We haven’t been making specific plans for the most part, but we decided to take a museum day. Sasha almost blew a fuse when we told her of the Van Gogh collection at the Musee d’Orsay. She got a book on Van Gogh at Shakespeare and Company, as Van Gogh is her favorite painter. (I had no goddamn idea that Van Gogh was her favorite painter. Holy crap, she’s a teenager. I didn’t know she had a favorite painter.) So we headed over in the morning to do at least the Orsay, and maybe the Rodin museum as well. They’re pretty close together.
Naturally it was raining. Not a minor rain this time, but a serious soaking downpour. Going around town, you can do a good job avoiding rain just by hugging the buildings. We had a small umbrella to help with the rest. We took the metro over and when we surfaced, it was raining harder. We clung to the buildings on out walk over to the museum, and the line was fairly long. It was also out in the courtyard, in the rain. This sucked. We got in line and were immediately besieged by Umbrella Pirates who were walking up and down the line selling cheap umbrellas. The girls had one, so I said no. Then the next guy asked me to buy an umbrella. I said no. It was raining harder, but by the fifth guy trying to sell me an umbrella, this as a matter of goddamn principle. I’m not going to buy your fucking umbrella. Rethink your career choices.
I was soaked to the bone once we finally made it in. But again, my clothes were synthetic blend travel clothing, so it all dries really fast. I was dripping nonstop everywhere I stood as water pretty much just ran through my clothes onto the floor.
We got some tea to warm up in the café, and went through the galleries. Sasha was enthralled with the Van Gogh gallery. We hit that right away. We skipped over a lot of the big sculpture, as we wanted to spend more time with paintings, Impressionist work, and of course Van Gogh specifically. Sasha took time with each painting, but none more than La nuit étoilée [Starry Night]. She spent more time staring at this one painting than all others combined. You don’t always get to see art moving someone first hand, but this was one of those times.

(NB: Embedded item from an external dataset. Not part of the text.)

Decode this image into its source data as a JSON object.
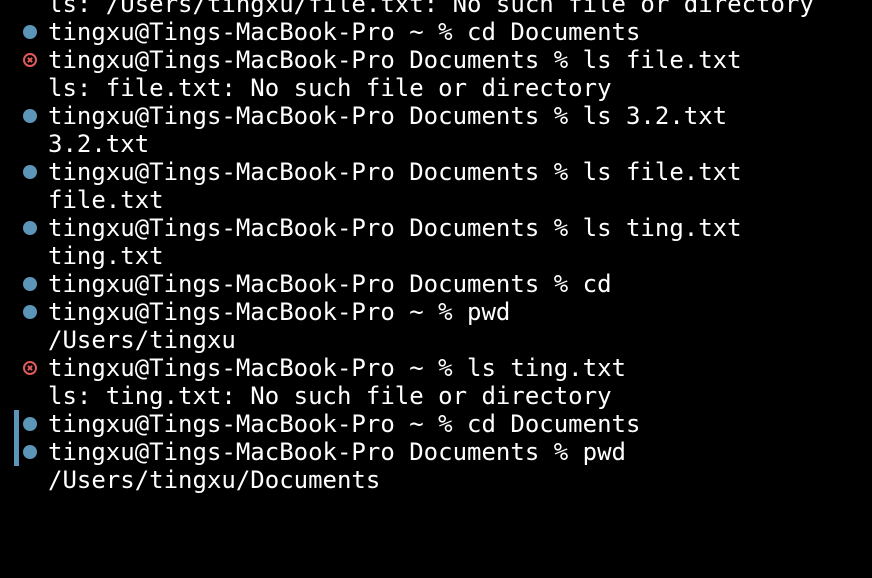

The moment was ruined partially, by the rest of the tourists in the gallery. It was a goddamn moshpit around us. People were shoving each other, pressing up against the safety ropes. Everyone wanted a closeup of every painting. And the selfies. Despite being not allowed, there were far too many selfie sticks. And watching fat Americans back up through a crowd at a priceless work of art is one of the scariest things to see. These people looked at the art like running into a famous sports star at the local Wing Dome. “Pics or it didn’t happen!” If you didn’t get proof that you were there with the art, it just didn’t matter.

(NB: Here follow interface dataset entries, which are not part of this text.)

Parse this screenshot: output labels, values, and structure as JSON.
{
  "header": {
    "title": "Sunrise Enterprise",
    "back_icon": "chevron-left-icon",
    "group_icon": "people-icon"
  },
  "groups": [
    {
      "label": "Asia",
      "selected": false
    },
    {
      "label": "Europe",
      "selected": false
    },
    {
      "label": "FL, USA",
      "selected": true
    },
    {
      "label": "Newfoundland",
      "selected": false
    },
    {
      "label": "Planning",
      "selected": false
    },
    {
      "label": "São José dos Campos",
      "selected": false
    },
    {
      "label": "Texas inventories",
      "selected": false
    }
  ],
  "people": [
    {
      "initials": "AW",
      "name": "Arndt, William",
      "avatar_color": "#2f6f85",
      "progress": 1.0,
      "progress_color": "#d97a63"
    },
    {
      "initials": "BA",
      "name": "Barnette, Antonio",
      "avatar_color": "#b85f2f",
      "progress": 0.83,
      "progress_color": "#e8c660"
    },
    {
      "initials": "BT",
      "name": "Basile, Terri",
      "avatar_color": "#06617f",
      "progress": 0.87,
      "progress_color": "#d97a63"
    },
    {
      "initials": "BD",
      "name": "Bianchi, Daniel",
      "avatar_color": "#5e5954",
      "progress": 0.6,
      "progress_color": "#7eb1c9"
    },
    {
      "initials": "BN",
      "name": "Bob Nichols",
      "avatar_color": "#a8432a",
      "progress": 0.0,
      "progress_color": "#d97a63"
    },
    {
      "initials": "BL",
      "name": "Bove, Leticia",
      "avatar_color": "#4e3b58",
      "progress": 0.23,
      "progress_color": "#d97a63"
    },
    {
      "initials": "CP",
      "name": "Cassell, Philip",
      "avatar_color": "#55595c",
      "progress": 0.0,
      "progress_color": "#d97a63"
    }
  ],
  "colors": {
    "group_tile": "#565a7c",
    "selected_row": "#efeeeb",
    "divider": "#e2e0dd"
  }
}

Seriously folks, that isn’t how this works.
You don’t run into the Louvre, see the Mona Lisa, then spike your artistic football. You being there isn’t fucking important. It isn’t about your *being*. It’s about your *feeling* How does this art make you feel? What do you see here? What did the artist intend and where do you see more or less? Does it speak to you at all? No one cares about your picture with some slab of oil on canvas, but collectively we all care about the emotion that art brings to us. Even if we never actually agree on what moves each of us specifically. It’s not just at the museum, it’s everywhere. People photograph every damn thing in front of them. They take non-stop walking videos of going through galleries and other events. They become so focused on the viewfinder, they aren’t looking at the actual view.

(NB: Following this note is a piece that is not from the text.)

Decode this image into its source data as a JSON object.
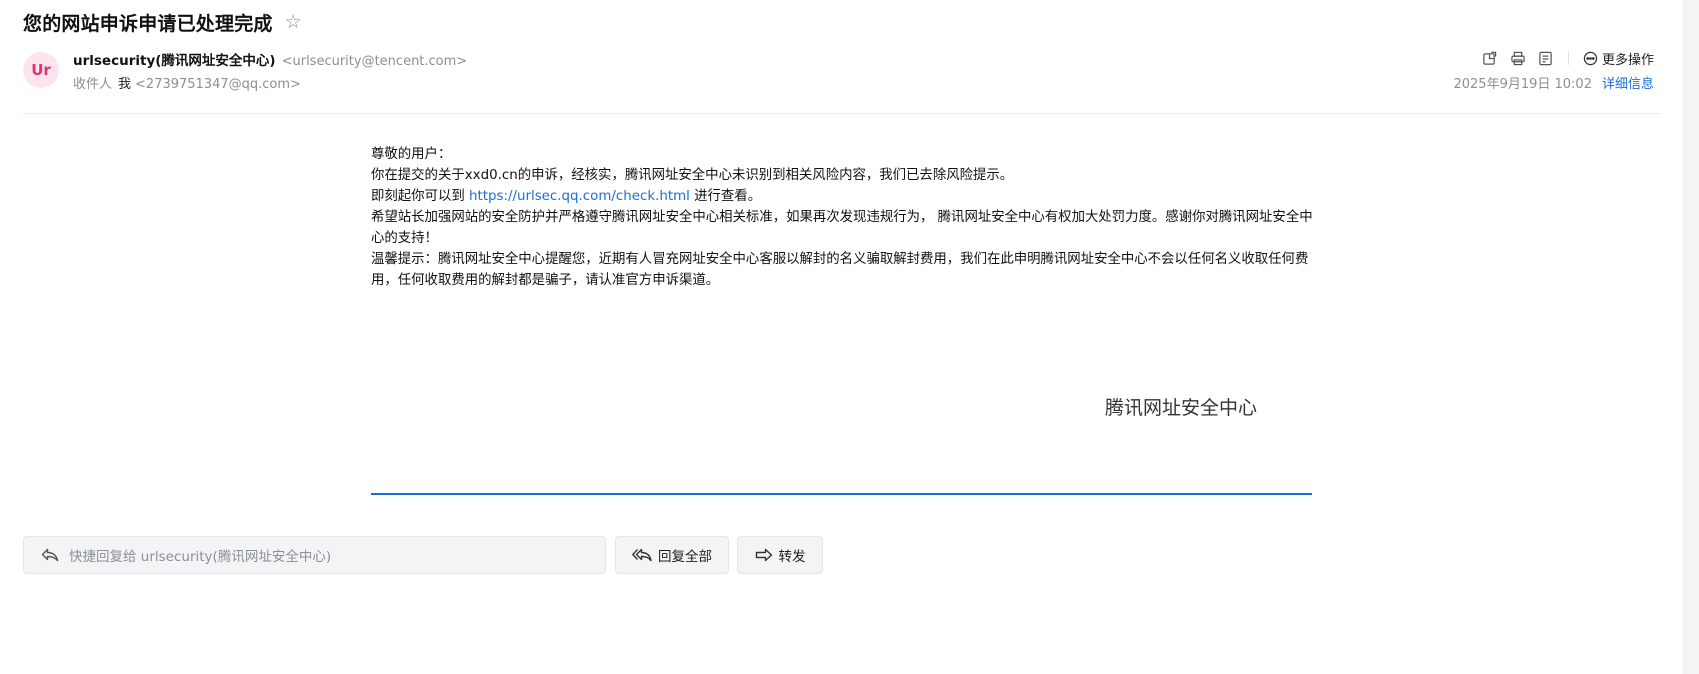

In fact, just Stop. Sit. Watch. Enjoy. Listen. Do something that gives you a memory to reflect on before you choose to record it. There’s a whole life out there beyond the viewfinder. Live it.